If you work in DevOps, you probably already know why continuous testing is valuable. Continuous testing, which refers to the use of automated tests whenever possible within the application delivery pipeline, provides end-to-end automated testing that leads to higher application quality while preserving the delivery schedule. (It can help improve security and performance, too, as automated tests also address these areas.)
But the question for many DevOps professionals today is: Just how far have we come in embracing and implementing continuous testing? Which continuous testing tools and strategies are available today? And what can we do as DevOps engineers to take greater advantage of continuous testing and test automation?
This article answers those questions by surveying the state of continuous testing within the DevOps world today. I'll discuss the basics of continuous testing in DevOps organizations, as well as some tools currently available for implementing a continuous testing strategy. We’ll then get into what we’ve learned so far regarding continuous testing in DevOps, and then address a question very familiar to those utilizing the DevOps methodology — Where do we go from here?
As software testing has evolved, processes have been created to improve an organization’s ability to diagnose application issues earlier. Continuous testing is one of these processes. Here is how it works:
Automated tests are produced to thoroughly test software features as they are integrated into the code base.
These tests are then integrated into the continuous delivery pipeline. This can occur by hooking these automated tests up through the continuous integration tool used by the organization. In this manner, the automated tests will run each time changes to the application code are committed to the code base.

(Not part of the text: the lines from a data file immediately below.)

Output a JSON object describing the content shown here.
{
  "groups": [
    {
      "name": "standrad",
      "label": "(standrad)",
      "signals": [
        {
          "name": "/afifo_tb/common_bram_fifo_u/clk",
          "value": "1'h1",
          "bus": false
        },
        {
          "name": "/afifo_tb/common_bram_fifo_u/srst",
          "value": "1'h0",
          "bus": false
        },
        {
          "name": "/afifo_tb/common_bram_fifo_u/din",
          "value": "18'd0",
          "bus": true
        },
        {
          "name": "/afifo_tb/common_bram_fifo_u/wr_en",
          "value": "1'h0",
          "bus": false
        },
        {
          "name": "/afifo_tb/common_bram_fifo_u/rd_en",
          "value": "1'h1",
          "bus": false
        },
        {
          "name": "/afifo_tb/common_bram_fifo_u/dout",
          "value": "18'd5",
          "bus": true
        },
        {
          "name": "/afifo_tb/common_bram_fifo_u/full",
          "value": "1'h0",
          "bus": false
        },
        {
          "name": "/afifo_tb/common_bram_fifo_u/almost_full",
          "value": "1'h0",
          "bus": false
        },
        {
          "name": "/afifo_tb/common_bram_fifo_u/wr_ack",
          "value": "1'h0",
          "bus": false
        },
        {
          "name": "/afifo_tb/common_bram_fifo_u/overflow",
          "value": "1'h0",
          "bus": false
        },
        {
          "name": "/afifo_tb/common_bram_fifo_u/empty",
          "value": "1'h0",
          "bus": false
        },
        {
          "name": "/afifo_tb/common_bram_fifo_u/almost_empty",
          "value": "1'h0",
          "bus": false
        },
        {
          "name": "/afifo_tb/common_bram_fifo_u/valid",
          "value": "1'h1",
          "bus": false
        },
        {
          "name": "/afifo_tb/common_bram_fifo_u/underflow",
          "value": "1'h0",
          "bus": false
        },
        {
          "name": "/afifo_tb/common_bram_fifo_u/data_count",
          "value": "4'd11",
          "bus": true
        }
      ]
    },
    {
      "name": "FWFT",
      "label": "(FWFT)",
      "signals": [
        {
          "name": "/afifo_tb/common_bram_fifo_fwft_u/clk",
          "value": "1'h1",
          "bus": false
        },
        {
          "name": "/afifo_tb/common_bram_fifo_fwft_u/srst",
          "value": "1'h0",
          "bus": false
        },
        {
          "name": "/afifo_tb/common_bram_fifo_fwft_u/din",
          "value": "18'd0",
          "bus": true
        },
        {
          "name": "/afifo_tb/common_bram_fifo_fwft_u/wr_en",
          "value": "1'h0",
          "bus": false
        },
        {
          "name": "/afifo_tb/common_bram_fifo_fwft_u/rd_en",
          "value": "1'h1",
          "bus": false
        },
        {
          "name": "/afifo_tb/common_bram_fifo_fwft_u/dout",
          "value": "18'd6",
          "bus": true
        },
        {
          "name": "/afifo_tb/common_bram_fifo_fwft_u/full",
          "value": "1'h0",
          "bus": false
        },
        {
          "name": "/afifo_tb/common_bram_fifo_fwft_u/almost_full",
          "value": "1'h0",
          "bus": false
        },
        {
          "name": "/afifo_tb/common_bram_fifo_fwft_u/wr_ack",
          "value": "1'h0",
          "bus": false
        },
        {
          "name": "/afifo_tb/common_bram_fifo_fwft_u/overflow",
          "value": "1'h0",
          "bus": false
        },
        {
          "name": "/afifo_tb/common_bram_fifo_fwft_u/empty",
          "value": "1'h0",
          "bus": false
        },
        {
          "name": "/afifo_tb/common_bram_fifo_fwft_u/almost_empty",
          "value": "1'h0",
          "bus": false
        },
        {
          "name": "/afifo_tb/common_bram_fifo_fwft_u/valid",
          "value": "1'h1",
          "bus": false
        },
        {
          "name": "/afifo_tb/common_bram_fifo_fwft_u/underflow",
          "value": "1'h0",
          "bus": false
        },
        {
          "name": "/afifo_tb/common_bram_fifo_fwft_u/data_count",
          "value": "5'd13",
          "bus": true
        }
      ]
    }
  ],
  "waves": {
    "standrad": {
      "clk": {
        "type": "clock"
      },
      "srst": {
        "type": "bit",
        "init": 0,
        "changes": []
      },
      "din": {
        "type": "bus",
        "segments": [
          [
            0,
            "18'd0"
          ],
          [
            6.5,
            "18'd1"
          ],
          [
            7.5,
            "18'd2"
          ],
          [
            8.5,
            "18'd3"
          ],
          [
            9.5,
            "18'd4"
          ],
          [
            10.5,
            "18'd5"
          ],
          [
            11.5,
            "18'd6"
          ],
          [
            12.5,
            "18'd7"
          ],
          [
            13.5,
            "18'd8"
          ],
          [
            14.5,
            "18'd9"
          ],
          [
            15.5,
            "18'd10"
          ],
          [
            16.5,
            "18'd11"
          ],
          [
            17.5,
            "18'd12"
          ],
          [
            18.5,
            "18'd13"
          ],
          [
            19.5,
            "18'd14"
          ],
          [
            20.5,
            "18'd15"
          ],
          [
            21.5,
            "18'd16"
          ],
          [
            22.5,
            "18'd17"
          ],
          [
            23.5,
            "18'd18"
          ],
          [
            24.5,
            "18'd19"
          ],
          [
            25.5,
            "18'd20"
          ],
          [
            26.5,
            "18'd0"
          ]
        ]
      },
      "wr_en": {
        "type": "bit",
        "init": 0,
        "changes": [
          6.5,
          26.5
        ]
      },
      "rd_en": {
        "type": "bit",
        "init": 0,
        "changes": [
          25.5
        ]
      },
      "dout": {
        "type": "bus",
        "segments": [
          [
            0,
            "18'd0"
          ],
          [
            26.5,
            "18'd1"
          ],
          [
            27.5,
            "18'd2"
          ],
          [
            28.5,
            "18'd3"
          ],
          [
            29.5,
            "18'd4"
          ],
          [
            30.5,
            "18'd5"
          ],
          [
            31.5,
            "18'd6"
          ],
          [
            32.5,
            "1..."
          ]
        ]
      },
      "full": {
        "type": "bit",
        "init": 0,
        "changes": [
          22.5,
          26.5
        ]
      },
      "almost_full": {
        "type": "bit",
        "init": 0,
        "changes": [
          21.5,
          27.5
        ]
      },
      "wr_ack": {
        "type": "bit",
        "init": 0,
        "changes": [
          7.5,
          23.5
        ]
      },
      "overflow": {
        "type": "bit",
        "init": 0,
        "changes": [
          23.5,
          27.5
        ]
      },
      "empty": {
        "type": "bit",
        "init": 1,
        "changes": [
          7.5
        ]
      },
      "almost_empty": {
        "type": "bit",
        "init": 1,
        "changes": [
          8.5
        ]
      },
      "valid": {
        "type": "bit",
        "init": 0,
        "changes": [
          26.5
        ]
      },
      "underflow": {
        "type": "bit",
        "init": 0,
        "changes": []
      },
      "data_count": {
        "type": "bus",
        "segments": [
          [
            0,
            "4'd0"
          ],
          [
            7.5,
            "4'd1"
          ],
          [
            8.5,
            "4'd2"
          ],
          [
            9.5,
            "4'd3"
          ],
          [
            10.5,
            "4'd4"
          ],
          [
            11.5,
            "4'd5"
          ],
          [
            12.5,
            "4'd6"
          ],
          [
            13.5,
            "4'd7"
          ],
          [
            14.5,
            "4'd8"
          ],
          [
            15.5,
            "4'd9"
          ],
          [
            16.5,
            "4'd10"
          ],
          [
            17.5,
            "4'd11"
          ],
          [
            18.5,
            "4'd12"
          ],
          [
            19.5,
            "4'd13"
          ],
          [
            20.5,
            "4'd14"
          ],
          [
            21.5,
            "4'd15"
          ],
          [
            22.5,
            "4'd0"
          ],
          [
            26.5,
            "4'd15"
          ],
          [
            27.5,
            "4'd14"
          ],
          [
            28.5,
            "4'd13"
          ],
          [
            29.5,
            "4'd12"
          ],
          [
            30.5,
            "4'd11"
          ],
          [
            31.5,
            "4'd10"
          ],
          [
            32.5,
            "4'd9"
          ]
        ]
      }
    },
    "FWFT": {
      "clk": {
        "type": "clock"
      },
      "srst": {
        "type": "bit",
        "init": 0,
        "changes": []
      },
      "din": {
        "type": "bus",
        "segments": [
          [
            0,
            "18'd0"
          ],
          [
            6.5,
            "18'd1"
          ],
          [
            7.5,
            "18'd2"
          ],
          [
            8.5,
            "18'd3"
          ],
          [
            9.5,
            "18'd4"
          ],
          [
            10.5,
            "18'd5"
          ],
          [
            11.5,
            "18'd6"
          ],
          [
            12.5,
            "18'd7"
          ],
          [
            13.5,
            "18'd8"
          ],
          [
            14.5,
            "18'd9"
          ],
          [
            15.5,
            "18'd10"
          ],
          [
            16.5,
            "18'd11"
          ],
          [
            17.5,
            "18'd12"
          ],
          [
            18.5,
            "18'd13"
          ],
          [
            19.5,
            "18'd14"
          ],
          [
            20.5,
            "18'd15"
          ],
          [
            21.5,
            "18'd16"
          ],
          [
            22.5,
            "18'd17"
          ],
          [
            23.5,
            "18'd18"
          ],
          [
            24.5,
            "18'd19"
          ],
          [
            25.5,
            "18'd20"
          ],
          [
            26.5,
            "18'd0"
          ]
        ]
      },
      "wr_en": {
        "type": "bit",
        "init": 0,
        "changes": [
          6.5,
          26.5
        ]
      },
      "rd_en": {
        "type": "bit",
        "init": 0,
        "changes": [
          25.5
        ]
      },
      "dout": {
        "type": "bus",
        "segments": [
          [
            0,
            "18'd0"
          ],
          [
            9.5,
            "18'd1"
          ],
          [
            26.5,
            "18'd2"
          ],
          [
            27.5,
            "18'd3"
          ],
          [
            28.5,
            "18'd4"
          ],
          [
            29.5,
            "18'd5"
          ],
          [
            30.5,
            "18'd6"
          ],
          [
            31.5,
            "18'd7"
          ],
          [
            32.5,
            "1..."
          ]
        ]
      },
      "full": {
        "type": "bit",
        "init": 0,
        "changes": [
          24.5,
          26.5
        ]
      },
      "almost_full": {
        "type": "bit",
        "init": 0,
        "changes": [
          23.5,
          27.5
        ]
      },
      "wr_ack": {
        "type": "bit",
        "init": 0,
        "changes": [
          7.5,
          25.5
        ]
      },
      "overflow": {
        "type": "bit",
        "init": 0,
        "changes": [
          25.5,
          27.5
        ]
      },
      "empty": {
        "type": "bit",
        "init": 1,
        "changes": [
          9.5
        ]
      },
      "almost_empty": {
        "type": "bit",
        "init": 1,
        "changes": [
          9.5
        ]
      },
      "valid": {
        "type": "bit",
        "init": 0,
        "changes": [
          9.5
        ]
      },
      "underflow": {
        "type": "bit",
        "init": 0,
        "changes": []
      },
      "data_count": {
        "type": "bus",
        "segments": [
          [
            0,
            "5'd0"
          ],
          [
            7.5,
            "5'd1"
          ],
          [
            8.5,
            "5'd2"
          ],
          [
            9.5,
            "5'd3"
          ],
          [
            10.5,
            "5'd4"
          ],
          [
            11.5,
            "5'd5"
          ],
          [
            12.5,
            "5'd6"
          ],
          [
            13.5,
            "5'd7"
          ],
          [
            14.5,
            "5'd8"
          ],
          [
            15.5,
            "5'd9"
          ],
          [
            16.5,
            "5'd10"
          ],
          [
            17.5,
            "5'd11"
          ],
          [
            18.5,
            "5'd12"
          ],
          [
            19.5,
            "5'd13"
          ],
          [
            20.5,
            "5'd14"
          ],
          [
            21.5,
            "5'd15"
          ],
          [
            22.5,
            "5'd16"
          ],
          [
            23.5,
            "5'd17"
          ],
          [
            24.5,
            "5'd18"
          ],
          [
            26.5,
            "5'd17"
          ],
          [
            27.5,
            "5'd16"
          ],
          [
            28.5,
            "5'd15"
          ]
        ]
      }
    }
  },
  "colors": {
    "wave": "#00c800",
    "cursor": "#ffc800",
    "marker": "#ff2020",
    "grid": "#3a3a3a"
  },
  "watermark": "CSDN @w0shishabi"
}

If an issue arises with an application feature that has implemented automated testing, then it will be caught as code modifications are committed to the code base. In doing so, bugs within the application code are caught as early on in the development process as possible, thus saving time for developers later in the development process.
Throughout the evolution of software testing and the DevOps methodology, we’ve learned that bugs are less expensive to fix when they are found earlier in the development process. The longer it takes to identify an issue with the code, the more likely it is that other code within the application depends on this erroneous code, leading to a more time-consuming fix (as the bug may be more far-reaching). So in order to achieve this level of early bug detection, automated testing tools were developed to become the backbone of a continuous testing strategy.

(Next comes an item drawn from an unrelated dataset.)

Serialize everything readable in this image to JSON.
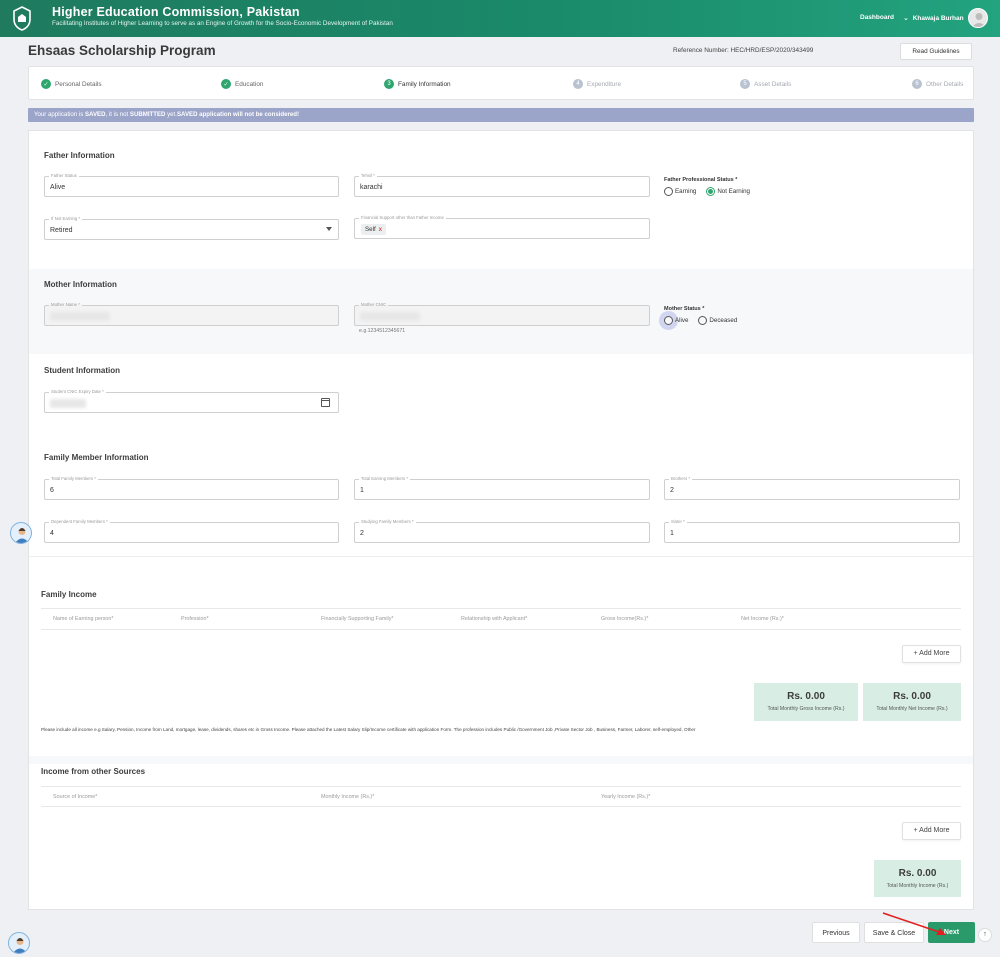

With the embrace of continuous testing by the software testing community, automated testing frameworks have become an integral part of a continuous testing strategy. These frameworks make the life of a software tester easier by enabling them to simply develop test scripts that thoroughly validate the code in an efficient manner, and the scripts can be run at any point in the development process.
Selenium is an automated testing framework for web applications that allows for the development of test scripts that serve to automate browsers. These scripts can be easily modified if the feature being tested should change, and Selenium supports the development of tests in many languages to ensure that you have the ability to develop your test suite using a language in which you are comfortable developing.
For added efficiency, these tests can be run in parallel in multiple browsers utilizing a cloud platform such as that offered by Sauce Labs, thus ensuring code quality while saving time and supporting continuous delivery.
The tremendous rise in development of mobile applications has led to the need for automated testing tools for mobile applications. Appium is essentially that. An open source testing framework for mobile applications, Appium is designed for use with native, hybrid and mobile web applications.
In addition, Appium’s role in continuous testing may be even more critical than that of tools for continuous testing with traditional web applications. This is due to differences in deployment strategies between these application types. While a traditional web application can be deployed at virtually any time, the same cannot be said for mobile applications. Restrictions on deployment enforced by the app stores, which essentially serve as gatekeepers, mean that it may take longer to re-deploy a mobile application.
This raises the stakes for developers and testers to “get it right” prior to a production deployment. Otherwise, it’s possible to deploy code which contains bugs to a production environment that cannot be resolved in a timely fashion. So it’s easy to see where a tool like Appium can come in handy for a DevOps team eager to implement a successful and airtight continuous testing strategy.
With the growing need for DevOps teams to get code out the door quickly and efficiently, the importance of continuous testing also continues to grow. And as it continues to grow, it continues to evolve. One possible direction for this evolution is towards AI test automation.
AI refers to machine learning, and the hope in the software testing world is to create tools that utilize machine learning to identify potential test cases and generate code automatically that can be used to effectively test features within an application. This would significantly reduce the human involvement in test creation and help to close gaps in test coverage, leading to true end-to-end automated test coverage — and hopefully, as a result of AI automated testing, developers and testers alike will be able to sleep a little more soundly knowing that their code has been tested as thoroughly as possible, and that bugs are being discovered as early in the process as possible, giving the developers all the time they need to resolve issues and meet delivery deadlines.
Continuous testing refers to the software testing strategy involving end-to-end automated testing. It assists DevOps organizations in the early detection of software bugs, allowing for remediation of issues at an earlier part of the development lifecycle. As this strategy has evolved, innovative frameworks and tools have been created and advanced in an effort to improve test coverage, while limiting manual intervention in software testing along the way.